I recently went on my annual family vacation, and this time things were a little different.
First, my boyfriend came with us. I’ve never had someone to bring along before, and he’s never been to the Outer Banks, NC. My family has been going there for at least a decade, nearly every summer. So for us, there really wasn’t anything new. But for him? It was all new.
And this time there was something new for me, too.
Boyfriend wasn’t really interested in most of the usual tourist-y things: climbing lighthouses, visiting the Wright Memorial (he would have wanted to go, but the museum is under construction until fall 2018, so we decided to postpone that one), going to the Roanoke Island Festival Park, etc. Instead, the one thing he wanted to do is something none of us had ever done before. He wanted to go kayaking at night.
Now, we had done some kayaking tours in past years, mostly around the Alligator River (I’ve never seen any alligators, but some of my family has). Those tours were pretty awesome, but we always went early in the day to avoid the summer heat. But to go at night… that was something all of us were afraid to do. So afraid, in fact, that only I would go with boyfriend this time around.
So we signed up for the Maritime Forest Bioluminescence Tour. I dreaded the coming of the night, afraid to be lost in the dark, by myself, in a salt marsh. Who knew what lurked just beyond my sight? How much would I really be able to see? How would I find my way back?
Turned out that a huge storm system rolled in and we were forced to reschedule right as I was starting to get excited about the tour.
So we went the next night to the Bodie Island Bioluminescence Tour. The night was warm and clear, the moon was nowhere to be seen, and even if it was, there wouldn’t be much light as it was in the waning phases. We also found out this was the better of the two tours being offered. It was a perfect night for such a tour.
All we really expected to see were fireflies, but it was so much better than that.
We left the shore into the super calm waters across from the Bodie Island Lighthouse. It was so quiet, and it got even more quiet (and dark) the further we got from the highway. We saw the International Space Station fly by overhead. The stars became clearer and more abundant. We could even see the cloudy light of the Milky Way overhead.
And then something happened that I had never expected to see in my life: bioluminescent plankton began to glow and sparkle with every stroke of the paddles. Every drop to fall from the paddle, every stroke, every hand drawn through the warm water stirred up these plankton.
It was magical.
The guides instructed us to put our hands six inches down and snap our fingers if we couldn’t quite tell, if they just looked like bubbles, but it just became more and more apparent the farther we paddled from shore (and the light pollution). I put my hand in the water, which terrified and exhilarated me at the same time. Around my hand, the plankton were almost a white cloud of light, and the bright blue of their glow grew brighter as they drifted away from me. It truly did look like magic.

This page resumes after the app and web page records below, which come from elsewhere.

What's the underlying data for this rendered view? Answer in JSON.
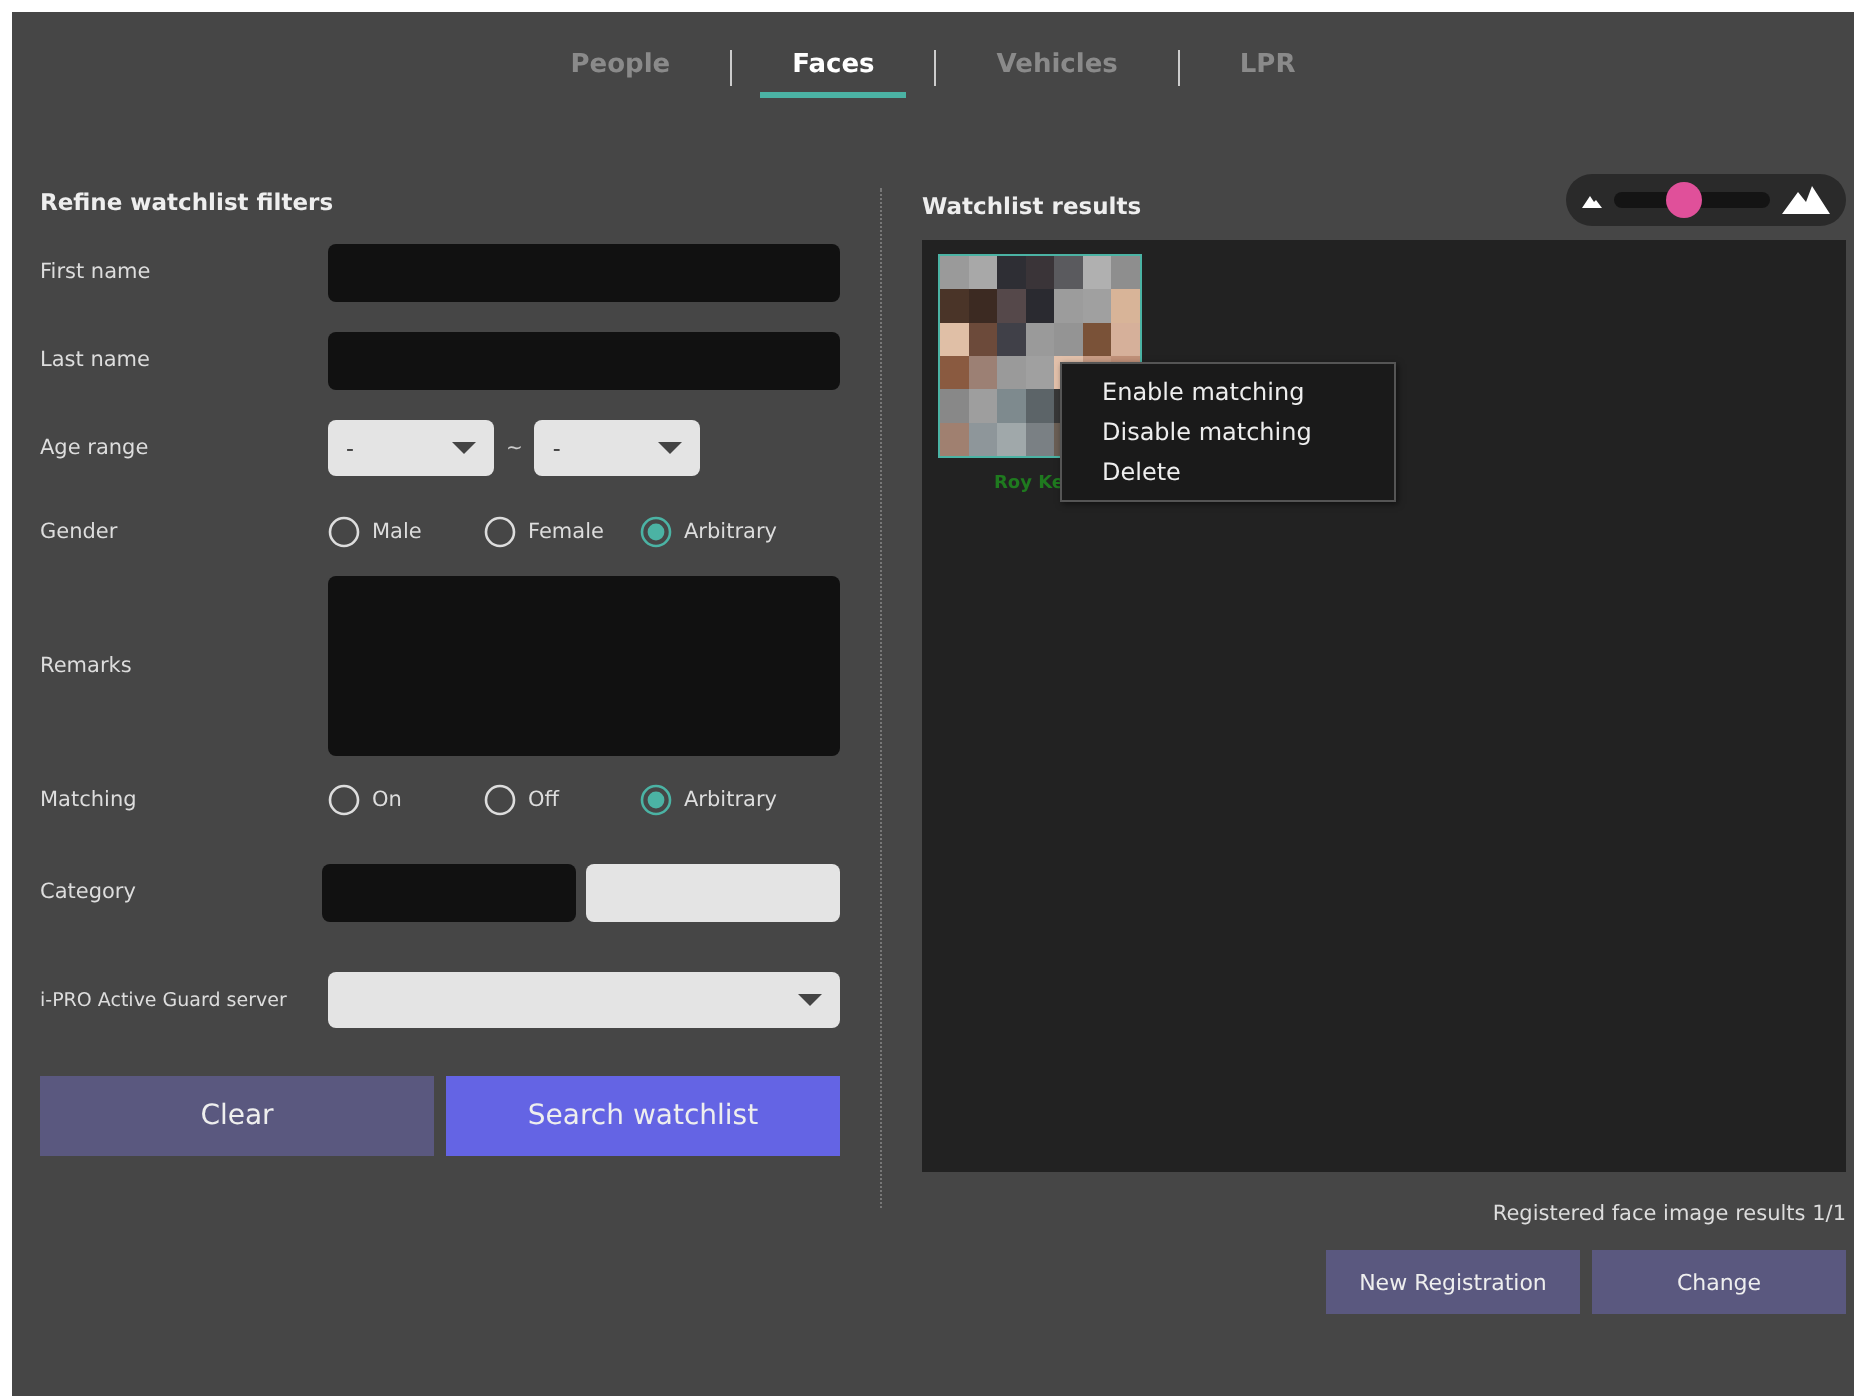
{
  "tabs": [
    {
      "label": "People",
      "selected": false
    },
    {
      "label": "Faces",
      "selected": true
    },
    {
      "label": "Vehicles",
      "selected": false
    },
    {
      "label": "LPR",
      "selected": false
    }
  ],
  "filters": {
    "title": "Refine watchlist filters",
    "rows": [
      {
        "kind": "text",
        "label": "First name"
      },
      {
        "kind": "text",
        "label": "Last name"
      },
      {
        "kind": "range",
        "label": "Age range",
        "from": "-",
        "separator": "~",
        "to": "-"
      },
      {
        "kind": "radio",
        "label": "Gender",
        "options": [
          {
            "label": "Male",
            "selected": false
          },
          {
            "label": "Female",
            "selected": false
          },
          {
            "label": "Arbitrary",
            "selected": true
          }
        ]
      },
      {
        "kind": "textarea",
        "label": "Remarks"
      },
      {
        "kind": "radio",
        "label": "Matching",
        "options": [
          {
            "label": "On",
            "selected": false
          },
          {
            "label": "Off",
            "selected": false
          },
          {
            "label": "Arbitrary",
            "selected": true
          }
        ]
      },
      {
        "kind": "category",
        "label": "Category"
      },
      {
        "kind": "dropdown",
        "label": "i-PRO Active Guard server"
      }
    ],
    "buttons": [
      {
        "label": "Clear",
        "kind": "secondary"
      },
      {
        "label": "Search watchlist",
        "kind": "primary"
      }
    ]
  },
  "results": {
    "title": "Watchlist results",
    "size_slider": {
      "level": 0.45
    },
    "items": [
      {
        "kind": "picture",
        "name": "Roy Ke"
      }
    ],
    "context_menu": [
      "Enable matching",
      "Disable matching",
      "Delete"
    ],
    "count": "Registered face image results 1/1",
    "buttons": [
      "New Registration",
      "Change"
    ]
  }
}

All around, fish began jumping in the water. You see, small fish are attracted to the bioluminescence of the plankton, and they pursue it for their dinner. The glow then also attracts larger fish, the ones who were jumping, to go after these small predator fish. So the glow attracts the predators of the plankton’s predators, thereby protecting them. Weird, right? But so cool (I know, I know. But hey, I’m a biologist!). Other than the fact that one of these larger fish jumped out of the water and right into my shoulder! I smelled like fish the rest of the night, and it scared me more than anything else. And now I have a funny story to share!
But, besides sharing this magical experience with you, there is a point to my story.
If we never do something because we are afraid, we miss out on something that could be truly magical. Perhaps this applies to your creative processes, such as writing or drawing. Perhaps it is in sharing what you create. Perhaps it applies to an activity that scares you, like this nighttime excursion scared me.
Sometimes we need to do things that scare us, because those can end up being some of our best experiences. And if we can’t do them alone, we find those people who push us and encourage us.
So this is my learned lesson shared with you: do the things that scare you. And if you are having trouble on your own, find those people to push you past your comfort zone. Let the magic happen.
As for me, I’ll be forever grateful to boyfriend for making me go on this tour. I have beautiful memories with him and of the experience, I have a painting to make of the experience, I have material for my writing, and I have pride in knowing I did something no one else in my family would do.
It was a good night, and I can’t wait to do it again.